Evil Plagiarist or Ambitious Journalist?
Jayson Blair: some will look back and remember him as a liar, and others will simply recall his ambitious and curious nature. Throughout her film, Samantha Grant shows us the multiple sides and stories of former New York Times journalist Jayson Blair. In her documentary, A Fragile Trust, Grant gives us her interpretation of Blair’s character as well as the opinions of his colleagues, the media, and Blair himself.
Grant’s documentary consists of interviews, old news clips, and photos. The interviews were with Blair himself and his former colleagues at the New York Times. In one of the interviews with Blair, he was explaining how he got to into a place where he felt like plagiarism was his only option. He described himself as “curious,” “type A personality,” and “a misfit.” He also said that he became a journalist because he wanted to help as many people as possible and inspire positive change.
In the interviews with his colleagues, Blair was described as hardworking, spirited, helpful, and ambitious. They all noticed the fact that he was willing to work long hours and get the job done when needed. One of his supervisors noted that although he was the youngest in his group of interns, he was by far the most talented writer.
Blair also said that during his time working for the New York Times, he suffered from several mental illnesses, including depression and bipolar disorder. He also dealt with drug and alcohol abuse. Working for the Times during the attacks on 9/11 really pushed Blair further into his suffering and isolation.
He claimed that his mental health issues in combination with substance abuse led to a lot of mistakes in his writing for the newspaper. His superiors noticed the errors and eventually Blair got help for mental health and substance problems.
Once he returned to the Times, his colleagues all noticed a change in Blair. He stayed at work for extended amounts of time, he barely ate, and he didn’t change his clothes. Despite these changes, he appeared to be doing well as a writer. He kept this act up because he didn’t want to disappoint anyone. He continued to fabricate his stories to cover up the fact that he could no longer do his job.
His fabrications were never obvious because he would pull small pieces from tons of stories. It wasn’t until his story about a lost soldier in Iraq that his copying became obvious. This is because there were only a few stories written about it at the time, so he had to copy large chunks rather than small pieces. After this story was published, everything really began to fall apart for Blair.
Despite the fact that Jayson Blair is a known plagiarist, his colleagues still spoke rather highly of him.
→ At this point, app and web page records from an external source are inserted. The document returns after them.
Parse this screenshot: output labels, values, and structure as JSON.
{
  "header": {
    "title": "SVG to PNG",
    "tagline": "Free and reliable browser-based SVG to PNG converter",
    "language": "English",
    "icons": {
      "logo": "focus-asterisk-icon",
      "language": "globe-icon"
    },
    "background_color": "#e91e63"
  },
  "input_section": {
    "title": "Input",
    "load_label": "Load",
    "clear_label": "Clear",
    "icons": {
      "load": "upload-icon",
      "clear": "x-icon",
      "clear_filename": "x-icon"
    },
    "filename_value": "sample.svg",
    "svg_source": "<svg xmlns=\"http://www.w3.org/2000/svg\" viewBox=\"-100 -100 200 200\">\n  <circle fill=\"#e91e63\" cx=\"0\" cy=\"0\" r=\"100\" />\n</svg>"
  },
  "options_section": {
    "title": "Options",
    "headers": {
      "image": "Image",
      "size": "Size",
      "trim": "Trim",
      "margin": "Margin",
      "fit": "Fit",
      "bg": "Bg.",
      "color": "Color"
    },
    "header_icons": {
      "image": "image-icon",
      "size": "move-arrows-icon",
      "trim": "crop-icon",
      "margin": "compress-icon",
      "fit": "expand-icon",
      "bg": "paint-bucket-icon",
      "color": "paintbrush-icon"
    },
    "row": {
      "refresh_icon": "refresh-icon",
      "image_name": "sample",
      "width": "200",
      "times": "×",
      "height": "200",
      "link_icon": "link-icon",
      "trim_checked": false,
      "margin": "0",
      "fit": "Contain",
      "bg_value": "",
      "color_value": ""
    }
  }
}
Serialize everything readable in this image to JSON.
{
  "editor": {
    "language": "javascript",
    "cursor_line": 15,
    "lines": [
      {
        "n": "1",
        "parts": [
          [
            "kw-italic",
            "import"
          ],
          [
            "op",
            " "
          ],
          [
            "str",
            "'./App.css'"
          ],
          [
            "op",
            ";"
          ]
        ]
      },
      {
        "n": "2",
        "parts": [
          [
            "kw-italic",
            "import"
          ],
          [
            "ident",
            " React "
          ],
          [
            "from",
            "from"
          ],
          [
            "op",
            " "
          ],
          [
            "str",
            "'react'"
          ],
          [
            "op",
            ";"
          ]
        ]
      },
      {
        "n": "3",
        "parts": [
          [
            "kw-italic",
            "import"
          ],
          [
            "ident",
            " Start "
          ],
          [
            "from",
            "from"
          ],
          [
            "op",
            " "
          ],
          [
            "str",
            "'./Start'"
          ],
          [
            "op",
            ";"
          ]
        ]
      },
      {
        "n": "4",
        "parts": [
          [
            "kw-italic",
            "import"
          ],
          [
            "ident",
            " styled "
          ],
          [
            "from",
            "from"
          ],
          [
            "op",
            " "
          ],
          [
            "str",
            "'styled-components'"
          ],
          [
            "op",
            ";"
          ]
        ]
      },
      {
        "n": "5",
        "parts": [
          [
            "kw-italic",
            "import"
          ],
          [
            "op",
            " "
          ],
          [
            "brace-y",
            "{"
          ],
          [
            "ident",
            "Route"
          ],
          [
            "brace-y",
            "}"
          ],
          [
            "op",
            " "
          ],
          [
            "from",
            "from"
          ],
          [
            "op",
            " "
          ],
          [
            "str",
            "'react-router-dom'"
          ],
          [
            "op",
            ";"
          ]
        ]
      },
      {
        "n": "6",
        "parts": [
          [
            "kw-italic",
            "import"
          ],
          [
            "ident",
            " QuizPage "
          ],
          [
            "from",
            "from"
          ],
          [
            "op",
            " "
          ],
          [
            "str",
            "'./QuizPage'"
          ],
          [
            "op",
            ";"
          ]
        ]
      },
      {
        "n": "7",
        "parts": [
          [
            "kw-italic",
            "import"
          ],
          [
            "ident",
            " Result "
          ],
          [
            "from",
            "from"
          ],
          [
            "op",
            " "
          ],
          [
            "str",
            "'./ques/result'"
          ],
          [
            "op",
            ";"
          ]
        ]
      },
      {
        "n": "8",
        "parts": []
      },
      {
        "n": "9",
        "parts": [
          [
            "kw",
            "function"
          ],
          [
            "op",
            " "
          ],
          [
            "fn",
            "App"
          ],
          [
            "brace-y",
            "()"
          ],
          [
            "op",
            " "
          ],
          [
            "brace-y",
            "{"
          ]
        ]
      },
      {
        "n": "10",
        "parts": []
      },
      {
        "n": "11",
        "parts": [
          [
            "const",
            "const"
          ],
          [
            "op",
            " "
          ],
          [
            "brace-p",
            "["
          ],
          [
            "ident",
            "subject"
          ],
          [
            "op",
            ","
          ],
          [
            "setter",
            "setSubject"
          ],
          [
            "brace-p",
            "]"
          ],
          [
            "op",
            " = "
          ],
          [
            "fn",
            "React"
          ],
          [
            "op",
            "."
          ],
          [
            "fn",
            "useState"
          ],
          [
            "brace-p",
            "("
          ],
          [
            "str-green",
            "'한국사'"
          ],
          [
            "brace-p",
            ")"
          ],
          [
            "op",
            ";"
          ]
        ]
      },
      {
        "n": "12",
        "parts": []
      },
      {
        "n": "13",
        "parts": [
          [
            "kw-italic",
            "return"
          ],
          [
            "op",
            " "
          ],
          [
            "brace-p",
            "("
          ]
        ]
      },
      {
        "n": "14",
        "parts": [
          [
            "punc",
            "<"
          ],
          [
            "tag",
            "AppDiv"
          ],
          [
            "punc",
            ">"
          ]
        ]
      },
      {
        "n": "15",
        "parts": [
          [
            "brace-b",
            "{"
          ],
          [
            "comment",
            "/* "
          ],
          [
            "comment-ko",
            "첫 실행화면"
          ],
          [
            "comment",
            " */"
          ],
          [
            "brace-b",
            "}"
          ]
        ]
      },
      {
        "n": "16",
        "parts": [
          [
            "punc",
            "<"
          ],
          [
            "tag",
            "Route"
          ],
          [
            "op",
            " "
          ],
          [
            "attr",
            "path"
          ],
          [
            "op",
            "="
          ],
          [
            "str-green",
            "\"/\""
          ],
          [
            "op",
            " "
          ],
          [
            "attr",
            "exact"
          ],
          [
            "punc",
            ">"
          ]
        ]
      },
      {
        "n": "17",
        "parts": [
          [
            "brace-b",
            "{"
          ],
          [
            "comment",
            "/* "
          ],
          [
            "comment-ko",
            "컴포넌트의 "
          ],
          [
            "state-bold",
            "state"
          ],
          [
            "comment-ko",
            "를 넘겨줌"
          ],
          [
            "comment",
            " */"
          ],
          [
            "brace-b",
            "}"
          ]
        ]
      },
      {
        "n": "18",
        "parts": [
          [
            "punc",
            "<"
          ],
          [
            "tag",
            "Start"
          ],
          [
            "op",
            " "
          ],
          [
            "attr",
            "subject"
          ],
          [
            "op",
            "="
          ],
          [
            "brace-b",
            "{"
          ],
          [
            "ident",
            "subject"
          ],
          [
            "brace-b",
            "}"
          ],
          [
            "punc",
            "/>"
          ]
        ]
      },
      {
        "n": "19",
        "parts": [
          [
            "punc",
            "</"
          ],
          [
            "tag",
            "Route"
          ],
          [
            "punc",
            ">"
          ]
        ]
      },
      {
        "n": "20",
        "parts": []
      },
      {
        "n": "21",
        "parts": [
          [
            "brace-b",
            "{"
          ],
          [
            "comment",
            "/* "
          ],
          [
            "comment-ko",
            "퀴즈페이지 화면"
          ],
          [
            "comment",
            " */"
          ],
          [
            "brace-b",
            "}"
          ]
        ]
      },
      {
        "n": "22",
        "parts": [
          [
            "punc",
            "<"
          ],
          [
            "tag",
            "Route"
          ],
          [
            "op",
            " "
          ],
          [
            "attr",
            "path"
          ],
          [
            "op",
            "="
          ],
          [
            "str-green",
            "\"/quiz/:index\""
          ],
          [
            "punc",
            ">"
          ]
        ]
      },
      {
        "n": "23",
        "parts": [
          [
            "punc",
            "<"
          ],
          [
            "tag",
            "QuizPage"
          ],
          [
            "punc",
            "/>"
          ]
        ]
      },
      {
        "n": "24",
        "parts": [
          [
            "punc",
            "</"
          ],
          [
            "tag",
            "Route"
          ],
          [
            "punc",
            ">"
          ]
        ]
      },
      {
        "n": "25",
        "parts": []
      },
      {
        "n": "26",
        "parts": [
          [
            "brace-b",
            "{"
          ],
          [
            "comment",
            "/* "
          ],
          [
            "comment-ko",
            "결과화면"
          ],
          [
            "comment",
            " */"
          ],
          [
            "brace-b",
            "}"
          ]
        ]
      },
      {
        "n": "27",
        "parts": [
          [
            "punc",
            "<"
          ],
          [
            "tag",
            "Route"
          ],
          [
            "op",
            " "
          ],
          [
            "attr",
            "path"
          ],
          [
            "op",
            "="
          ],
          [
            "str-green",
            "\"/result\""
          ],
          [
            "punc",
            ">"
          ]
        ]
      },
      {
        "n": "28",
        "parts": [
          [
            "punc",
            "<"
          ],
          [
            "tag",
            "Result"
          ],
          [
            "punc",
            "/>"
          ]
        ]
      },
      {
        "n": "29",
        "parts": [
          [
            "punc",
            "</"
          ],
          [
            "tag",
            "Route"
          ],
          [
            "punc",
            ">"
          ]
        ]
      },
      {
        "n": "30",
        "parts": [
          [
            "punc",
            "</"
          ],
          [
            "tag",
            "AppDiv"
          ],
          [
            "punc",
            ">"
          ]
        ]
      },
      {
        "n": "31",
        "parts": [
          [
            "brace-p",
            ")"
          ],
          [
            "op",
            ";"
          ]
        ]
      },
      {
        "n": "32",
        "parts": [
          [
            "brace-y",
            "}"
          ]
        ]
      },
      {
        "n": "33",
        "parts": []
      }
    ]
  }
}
It was clear that they were disappointed in his actions, and some were even very upset, but none spoke poorly about his character. They still described him as hardworking and ambitious despite his actions.
In addition to that, it’s important to think about how Grant portrayed Blair’s character. She could have gone down any route in her film, but she really told his story in an unbiased light. Her approach was quite the opposite of the media’s. The news clips she showed in her film were all harsh and critical of Blair’s actions.
What he did was wrong, and yet she’s able to capture that fact while keeping and unbiased attitude. She could have easily portrayed Blair as a villian, but instead she showed clips of Blair crying while telling his story, pictures of his childhood, and the truth about his mental illnesses. All of these allowed us to see Blair as a human being rather than an evil, manipulative figure.
Grant’s version of Jayson Blair’s story is interesting because it shows him in different lights. She included clips of news stories from the time of the scandal, interviews with his colleagues, and interviews with Blair himself. By including all of these elements, she was giving us her own interpretation of Blair’s character and actions.